**Exercise data**

--

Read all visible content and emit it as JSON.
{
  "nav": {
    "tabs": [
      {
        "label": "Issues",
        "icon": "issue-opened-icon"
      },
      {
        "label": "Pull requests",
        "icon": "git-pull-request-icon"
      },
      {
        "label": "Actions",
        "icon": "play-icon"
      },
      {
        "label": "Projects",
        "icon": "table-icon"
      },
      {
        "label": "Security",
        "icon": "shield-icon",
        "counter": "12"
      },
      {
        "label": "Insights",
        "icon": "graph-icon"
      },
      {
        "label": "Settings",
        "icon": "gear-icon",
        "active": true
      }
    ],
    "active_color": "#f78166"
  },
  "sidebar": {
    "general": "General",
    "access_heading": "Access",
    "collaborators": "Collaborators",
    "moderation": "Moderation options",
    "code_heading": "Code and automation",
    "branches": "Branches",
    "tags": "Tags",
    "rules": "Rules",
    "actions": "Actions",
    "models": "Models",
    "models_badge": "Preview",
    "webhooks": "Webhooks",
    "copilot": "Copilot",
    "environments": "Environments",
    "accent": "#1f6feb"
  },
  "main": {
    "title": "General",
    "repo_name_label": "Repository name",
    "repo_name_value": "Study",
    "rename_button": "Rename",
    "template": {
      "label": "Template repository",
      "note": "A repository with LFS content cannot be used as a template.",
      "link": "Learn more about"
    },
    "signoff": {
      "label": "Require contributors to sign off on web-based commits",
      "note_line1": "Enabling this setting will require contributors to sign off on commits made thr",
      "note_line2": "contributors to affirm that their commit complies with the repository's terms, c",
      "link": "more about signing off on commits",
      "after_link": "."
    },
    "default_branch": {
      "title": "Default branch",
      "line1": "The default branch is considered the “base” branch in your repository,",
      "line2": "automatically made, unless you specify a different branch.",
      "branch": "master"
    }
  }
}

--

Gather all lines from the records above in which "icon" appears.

**Answer section**
        "icon": "issue-opened-icon"
        "icon": "git-pull-request-icon"
        "icon": "play-icon"
        "icon": "table-icon"
        "icon": "shield-icon",
        "icon": "graph-icon"
        "icon": "gear-icon",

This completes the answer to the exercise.